A. The nature of the work that we do as quantitative researchers is that you allow the data to tell you what you think the truth should be. You don’t take your views and then apply those to the data; you let the data inform your views. I don’t think it really crossed many people’s minds that there might be some issues with the data or the procedures.
I think it was early 2015 that I started working with my colleague Josh Kalla on trying to do a set of follow-up studies — finally acting on the enthusiasm I had for their design. We started reviewing aspects of the data just to form our own expectations about what it might take to do a new study. When we looked at those statistics in this study, they just surpassed our most optimistic prior expectations. So that provided some hint. But I just shook it off because it just didn’t seem like even a proper thought to have, that the data would not be accurate.
It is true that Broockman was an enthusiast of this research of his previous boss. In his TW account, he wrote the sixth of April of 2014 (https://twitter.com/dbroockman/status/451571256458883072): This experiment by @UCLaCour and Green is no doubt the most important paper written this year. So important. http://conference.mpsanet.org/papers/archive.aspx/2011/135227 …
(Note: is it not a bit dishonest promote your own research by social media previous to send it to a top journal using the Professor's connections and before the same Professor would be member of your Ph. D. committee? Ah, no, it is the new way of doing research of the North American universities and their rockstars. The path to Princeton. We are so sloppy in the old Continent...)
Anyway, Broockman, who has a close relation to Donald Green, who promoted the paper one year ago, did not talk about how to do the experiment with Lacour. A bit strange: why not talk with him about this in more than one year? On another hand, we have the thread of Political Science Rumors of December of 2014: http://www.poliscirumors.com/topic/huge-hoax. Some people expressed there their doubts about a possible hoax and some people say that an uploaded data analysis of the article has been deleted. Yeah, they are rumours, but it does not sound really well.
But do not raise your questions, science works, quant approach works and even works better with experiments. We can replicate them, it is a science, we are not wasting huge amounts of public money, we are not collecting data with the principal aim to feed with public funds companies that hire us as experts. We are doing this in the name of the science, in the name of the progress. Universities have not converted in factories of prefabricated knowledge run by executives who want to increase the production and the benefits. Nothing is wrong here, these triangles are so common in all disciplines.
Nevertheless, the smoking gun was not found thanks to a quant analysis.

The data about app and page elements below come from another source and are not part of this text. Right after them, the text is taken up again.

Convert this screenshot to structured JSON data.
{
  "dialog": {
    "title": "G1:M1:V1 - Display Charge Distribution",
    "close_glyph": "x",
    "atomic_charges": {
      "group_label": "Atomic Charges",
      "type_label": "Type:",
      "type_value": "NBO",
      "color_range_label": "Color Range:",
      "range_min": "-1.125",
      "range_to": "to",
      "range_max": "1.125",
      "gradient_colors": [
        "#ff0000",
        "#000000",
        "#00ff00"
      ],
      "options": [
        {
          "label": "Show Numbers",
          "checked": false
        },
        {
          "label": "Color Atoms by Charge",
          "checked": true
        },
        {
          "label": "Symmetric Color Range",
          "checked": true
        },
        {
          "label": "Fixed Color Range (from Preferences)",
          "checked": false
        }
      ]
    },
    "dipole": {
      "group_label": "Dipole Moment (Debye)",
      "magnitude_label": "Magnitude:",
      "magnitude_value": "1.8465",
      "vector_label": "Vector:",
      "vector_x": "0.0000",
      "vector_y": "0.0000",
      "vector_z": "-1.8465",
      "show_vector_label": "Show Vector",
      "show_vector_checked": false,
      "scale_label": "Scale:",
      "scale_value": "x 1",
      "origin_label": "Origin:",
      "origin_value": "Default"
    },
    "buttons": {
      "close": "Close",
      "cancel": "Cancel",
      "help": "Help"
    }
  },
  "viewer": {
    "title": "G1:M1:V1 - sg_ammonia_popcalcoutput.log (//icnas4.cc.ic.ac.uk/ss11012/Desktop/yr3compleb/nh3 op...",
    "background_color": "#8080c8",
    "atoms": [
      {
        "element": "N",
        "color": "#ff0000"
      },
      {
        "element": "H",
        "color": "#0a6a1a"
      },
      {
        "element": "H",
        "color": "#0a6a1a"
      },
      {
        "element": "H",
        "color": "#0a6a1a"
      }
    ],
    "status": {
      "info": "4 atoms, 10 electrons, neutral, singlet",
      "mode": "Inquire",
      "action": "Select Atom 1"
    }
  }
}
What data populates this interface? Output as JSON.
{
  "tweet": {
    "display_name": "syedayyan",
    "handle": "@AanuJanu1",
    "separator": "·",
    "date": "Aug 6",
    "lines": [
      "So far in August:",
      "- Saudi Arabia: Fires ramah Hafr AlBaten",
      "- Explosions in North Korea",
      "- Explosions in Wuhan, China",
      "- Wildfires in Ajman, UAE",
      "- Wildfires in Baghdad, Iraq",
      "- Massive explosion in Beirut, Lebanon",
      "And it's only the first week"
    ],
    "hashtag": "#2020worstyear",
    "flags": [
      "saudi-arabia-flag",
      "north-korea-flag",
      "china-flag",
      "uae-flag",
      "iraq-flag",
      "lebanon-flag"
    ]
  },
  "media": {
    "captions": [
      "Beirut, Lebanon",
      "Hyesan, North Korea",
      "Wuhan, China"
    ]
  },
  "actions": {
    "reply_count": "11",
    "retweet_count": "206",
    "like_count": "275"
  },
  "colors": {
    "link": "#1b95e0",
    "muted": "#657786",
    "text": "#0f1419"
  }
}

According to Broockman:
Q. It sounds as if your own confirmation bias was at work, so it probably took a pretty overwhelming realization to overcome that.
A. These things were kind of in the back of my head, but I kind of put them to rest. On Friday, I finally decided to contact that firm [which had supposedly recruited subjects for the study] and say: Here’s what we’re trying to do, and do you think you would be able to do that? But what they in fact said was: This request is very strange because we don’t do that kind of work, and the person you’re asking for does not exist here.
Q. Is that the moment when you realized, Oh my God, something is very wrong here?
A. Yes. And I think on some level what it took was that combined with the uneasiness we had had in January. And those two things were necessary for us to say, "Holy crap, we need to take a look at the data."
Thus, it was very easy to find the fraud. Especially if we think that Michael Lacour affirms the reception of 235.00 dollars in grants to conduct this research (https://static1.squarespace.com/static/53b226f6e4b04c885d525058/t/53e19e4ae4b07387b0d9b0b0/1407295050731/LaCour_CV.pdf). No, this is not a problem of the peer review. It's bigger and touches directly a glamorous way of doing research that desires universities driven by market forces. The same market forces that drives the MTV and their pop stars. Please, leave the academia and go to the medias for not coming back.